Writing what you know is all very well, but what if your culture is inherently not very interesting or indeed too fragmented and undefined to put into a novel? I could write my life story, but it'd be of pretty niche interest as I don't have a home town or a community, I grew up on the dole, and my parents came from disparate social classes and religious backgrounds. You could make one story out of that, and very few people would be able to sympathise with it (although if you do, please comment as I'd love to shoot the breeze).
I suspect most writers share my lack of interesting roots, and so, for almost anyone, research is necessary before embarking on a story.
Writing fantasy is a good way of avoiding research. Just make it all up. Even then, there will be aspects of world-building that require thought - internal research, as it were. You'll need to invent your form of magic. You'll need to be sure it hasn't been accidentally purloined from an episode of Doctor Who you saw when you were eight. And as you're inventing an entire universe, you'll need to make sure the universe is internally consistent, and that you haven’t glossed over something or just borrowed lazily from real life*.

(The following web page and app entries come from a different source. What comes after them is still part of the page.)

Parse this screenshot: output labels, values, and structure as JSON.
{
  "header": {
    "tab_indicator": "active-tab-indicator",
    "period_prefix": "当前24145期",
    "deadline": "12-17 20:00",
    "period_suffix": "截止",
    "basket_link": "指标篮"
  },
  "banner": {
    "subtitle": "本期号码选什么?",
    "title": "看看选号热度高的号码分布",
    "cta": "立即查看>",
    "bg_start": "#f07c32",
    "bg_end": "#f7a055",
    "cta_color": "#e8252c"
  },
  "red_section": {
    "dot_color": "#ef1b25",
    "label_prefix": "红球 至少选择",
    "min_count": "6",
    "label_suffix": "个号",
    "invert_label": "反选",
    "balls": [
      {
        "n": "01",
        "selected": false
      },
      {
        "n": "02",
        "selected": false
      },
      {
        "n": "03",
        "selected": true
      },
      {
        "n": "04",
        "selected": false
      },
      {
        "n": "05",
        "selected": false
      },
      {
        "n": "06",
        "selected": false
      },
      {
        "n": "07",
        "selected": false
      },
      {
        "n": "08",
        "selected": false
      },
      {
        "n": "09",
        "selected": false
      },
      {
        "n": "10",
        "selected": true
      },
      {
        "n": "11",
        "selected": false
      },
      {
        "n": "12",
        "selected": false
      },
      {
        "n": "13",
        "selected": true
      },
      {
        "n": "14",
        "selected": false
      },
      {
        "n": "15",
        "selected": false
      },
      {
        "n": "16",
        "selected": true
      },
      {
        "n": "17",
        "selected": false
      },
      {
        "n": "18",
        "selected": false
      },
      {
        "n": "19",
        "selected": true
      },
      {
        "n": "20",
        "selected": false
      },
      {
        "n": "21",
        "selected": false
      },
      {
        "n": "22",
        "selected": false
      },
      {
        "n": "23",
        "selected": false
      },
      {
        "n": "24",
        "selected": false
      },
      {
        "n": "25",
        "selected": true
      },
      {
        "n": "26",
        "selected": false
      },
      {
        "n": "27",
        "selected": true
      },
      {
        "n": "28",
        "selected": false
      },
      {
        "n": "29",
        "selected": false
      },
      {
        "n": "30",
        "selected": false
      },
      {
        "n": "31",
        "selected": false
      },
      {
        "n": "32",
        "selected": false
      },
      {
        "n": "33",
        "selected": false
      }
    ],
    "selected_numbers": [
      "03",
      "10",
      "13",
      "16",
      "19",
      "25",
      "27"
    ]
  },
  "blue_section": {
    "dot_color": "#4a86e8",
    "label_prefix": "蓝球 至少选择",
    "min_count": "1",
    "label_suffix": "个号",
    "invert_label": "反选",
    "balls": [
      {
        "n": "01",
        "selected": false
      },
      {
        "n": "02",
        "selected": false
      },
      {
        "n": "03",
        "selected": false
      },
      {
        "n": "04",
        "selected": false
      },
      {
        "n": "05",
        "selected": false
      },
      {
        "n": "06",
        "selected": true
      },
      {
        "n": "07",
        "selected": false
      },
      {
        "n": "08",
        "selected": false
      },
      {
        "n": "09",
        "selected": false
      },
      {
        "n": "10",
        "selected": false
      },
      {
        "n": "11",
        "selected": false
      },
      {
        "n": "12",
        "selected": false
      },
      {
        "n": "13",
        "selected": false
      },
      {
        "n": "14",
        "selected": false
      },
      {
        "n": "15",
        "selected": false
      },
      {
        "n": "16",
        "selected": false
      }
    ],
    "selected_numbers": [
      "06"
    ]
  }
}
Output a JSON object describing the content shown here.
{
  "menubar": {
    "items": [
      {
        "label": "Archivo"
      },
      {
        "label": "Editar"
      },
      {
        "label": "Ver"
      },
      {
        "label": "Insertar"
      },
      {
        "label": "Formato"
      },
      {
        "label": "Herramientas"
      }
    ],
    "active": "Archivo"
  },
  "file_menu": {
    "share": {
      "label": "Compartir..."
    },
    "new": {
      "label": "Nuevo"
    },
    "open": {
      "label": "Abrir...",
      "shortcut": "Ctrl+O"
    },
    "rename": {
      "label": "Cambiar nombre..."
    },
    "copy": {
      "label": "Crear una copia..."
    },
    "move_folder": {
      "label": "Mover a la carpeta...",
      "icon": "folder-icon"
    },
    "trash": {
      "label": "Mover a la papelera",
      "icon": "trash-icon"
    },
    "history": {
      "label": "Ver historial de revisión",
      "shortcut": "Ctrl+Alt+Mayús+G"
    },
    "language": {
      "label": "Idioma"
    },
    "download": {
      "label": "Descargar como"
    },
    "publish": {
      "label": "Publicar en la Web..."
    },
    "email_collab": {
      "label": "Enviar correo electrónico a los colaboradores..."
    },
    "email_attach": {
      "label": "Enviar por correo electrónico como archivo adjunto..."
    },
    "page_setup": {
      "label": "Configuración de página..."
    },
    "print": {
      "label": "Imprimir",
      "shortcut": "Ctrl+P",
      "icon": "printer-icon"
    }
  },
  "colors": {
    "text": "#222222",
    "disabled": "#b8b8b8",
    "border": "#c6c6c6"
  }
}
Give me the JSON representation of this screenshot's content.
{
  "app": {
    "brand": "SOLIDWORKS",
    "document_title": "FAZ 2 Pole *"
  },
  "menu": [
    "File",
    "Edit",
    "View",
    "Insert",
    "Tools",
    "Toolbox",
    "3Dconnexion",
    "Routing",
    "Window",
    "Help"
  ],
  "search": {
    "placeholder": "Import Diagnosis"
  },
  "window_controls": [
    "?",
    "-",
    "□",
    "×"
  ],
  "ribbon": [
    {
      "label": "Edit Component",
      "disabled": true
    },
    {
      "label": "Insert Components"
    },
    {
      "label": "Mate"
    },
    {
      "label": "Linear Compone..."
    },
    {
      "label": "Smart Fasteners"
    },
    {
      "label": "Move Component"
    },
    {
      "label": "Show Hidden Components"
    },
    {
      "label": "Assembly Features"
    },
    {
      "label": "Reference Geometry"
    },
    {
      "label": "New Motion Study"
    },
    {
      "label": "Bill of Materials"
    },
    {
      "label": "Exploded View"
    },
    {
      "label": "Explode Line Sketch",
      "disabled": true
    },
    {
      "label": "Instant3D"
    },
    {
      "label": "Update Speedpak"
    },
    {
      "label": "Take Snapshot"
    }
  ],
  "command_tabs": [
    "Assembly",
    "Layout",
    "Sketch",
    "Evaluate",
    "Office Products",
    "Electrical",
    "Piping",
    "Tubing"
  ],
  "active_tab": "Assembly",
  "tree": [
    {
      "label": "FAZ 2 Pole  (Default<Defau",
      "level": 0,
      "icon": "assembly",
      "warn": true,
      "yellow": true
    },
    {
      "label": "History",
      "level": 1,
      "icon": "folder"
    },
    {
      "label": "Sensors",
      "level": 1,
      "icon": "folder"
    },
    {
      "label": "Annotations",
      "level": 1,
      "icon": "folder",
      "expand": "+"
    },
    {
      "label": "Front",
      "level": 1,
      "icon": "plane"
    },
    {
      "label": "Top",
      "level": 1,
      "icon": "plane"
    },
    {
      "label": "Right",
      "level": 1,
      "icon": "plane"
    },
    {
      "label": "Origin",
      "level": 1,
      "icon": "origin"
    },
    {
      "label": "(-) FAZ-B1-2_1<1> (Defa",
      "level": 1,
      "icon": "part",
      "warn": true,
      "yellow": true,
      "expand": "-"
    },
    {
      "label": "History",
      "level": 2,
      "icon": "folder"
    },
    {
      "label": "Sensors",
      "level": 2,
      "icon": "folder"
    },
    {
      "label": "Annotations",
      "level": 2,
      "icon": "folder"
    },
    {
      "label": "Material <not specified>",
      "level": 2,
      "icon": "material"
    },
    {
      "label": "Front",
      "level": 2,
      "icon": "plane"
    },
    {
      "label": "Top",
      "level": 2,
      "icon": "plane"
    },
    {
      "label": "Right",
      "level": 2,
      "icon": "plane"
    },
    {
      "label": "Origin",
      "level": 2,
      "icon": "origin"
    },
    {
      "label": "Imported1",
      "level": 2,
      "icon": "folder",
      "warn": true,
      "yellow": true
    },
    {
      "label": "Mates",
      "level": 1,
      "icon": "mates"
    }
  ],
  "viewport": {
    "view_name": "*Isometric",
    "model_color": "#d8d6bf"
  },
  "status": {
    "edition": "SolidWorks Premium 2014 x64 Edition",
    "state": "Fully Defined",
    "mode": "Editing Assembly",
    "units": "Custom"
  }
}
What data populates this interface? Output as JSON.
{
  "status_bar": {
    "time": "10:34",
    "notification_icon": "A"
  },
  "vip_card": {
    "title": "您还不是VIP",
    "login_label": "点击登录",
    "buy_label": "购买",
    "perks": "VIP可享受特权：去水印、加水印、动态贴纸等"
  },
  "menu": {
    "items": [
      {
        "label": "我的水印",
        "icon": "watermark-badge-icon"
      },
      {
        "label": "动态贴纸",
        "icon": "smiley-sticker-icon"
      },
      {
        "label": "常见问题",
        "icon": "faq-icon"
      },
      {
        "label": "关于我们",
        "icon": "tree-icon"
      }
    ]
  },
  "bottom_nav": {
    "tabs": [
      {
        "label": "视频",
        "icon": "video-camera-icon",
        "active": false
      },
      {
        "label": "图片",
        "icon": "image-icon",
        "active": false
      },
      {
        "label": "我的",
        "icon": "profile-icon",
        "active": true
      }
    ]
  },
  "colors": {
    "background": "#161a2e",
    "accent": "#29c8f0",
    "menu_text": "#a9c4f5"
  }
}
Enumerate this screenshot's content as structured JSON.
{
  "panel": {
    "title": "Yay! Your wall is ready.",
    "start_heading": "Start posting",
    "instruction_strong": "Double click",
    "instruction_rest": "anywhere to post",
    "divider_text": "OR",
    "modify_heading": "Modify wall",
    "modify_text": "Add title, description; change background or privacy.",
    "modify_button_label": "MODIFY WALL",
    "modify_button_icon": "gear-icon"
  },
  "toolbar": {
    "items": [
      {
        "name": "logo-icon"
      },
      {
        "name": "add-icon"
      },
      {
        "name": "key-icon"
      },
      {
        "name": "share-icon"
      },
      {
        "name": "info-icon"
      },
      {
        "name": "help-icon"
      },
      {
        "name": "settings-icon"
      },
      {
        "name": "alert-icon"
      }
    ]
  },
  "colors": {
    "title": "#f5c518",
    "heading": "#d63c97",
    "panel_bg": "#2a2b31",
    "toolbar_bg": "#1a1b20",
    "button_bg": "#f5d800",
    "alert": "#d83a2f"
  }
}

As soon as your story has any grounding in the real world, you cannot hide behind the 'I decided it's like that' mechanism. Sci-fi can involve pseudo-science, but there needs to be some logic to it, and the characters' motivations will be driven by their economic, technological and political reality. Going to the other extreme, could set your story now, in your pocket the world, and it will be dated before it hits the bookshops. You could set it a few years ago, and you'll need to check your facts (no-one is immune to the Mandela Effect. Not even you).
You could travel abroad or into the past, which will involve more web research or even – shock horror – the reading of actual books. (When I wrote a story about a Victorian poltergeist I immersed myself for months in literature written exclusively between 1890 and 1910. That was an experience.)
Research can become an end in itself, as much a thief of time as social media. One tip is to intersperse writing the novel, with researching it. You may find you need to change fundamental plot points because later facts render them impossible, but you avoid the analysis paralysis, the rabbitholitis, of over-researching.
Even if you've spent year on finding out everything about an era, you don't need to use it all. That passage where you go into great detail about muskets? The scene in the dressmaker's shop? A novel isn't an 'A' Level Maths exam - you don't have to show your workings to get extra marks. In fact, research works best when it's so well hidden, no-one even notices it. (My greatest moment of pride was at age twelve when a classmate’s granddad was recorded reading my fictionalisation of the Titanic disaster. My research came second-hand from my mother's recounting of what her neighbour had said about surviving the Titanic. When the recording was played back in Assembly, the whole school thought it was non-fiction.)
Bear in mind that, particularly if you write historical fiction, there will always be readers who are an expert in your era. They will find your flaws. I suggest you make them your BFF and beta reader.
Write what you know, or write what you don't. Once you've done your research, and of course checked it on snopes.com, and checked it again, and checked it from news sources of different political leanings, you’ll probably find the factoid won’t fit into the novel without its being as blindingly obvious as a takeout coffee cup in Westeros.
Sadly, once you've absorbed a bunch of interesting factoids, you are unlikely to ever forget them. I once surprised everyone by knowing the name of the grape-vine disease that decimated France in the 19th century**. Writers are a mine of utterly useless information, and the secret weapon of any pub quiz team.
*Why do aliens so often have two arms, two legs, and a head?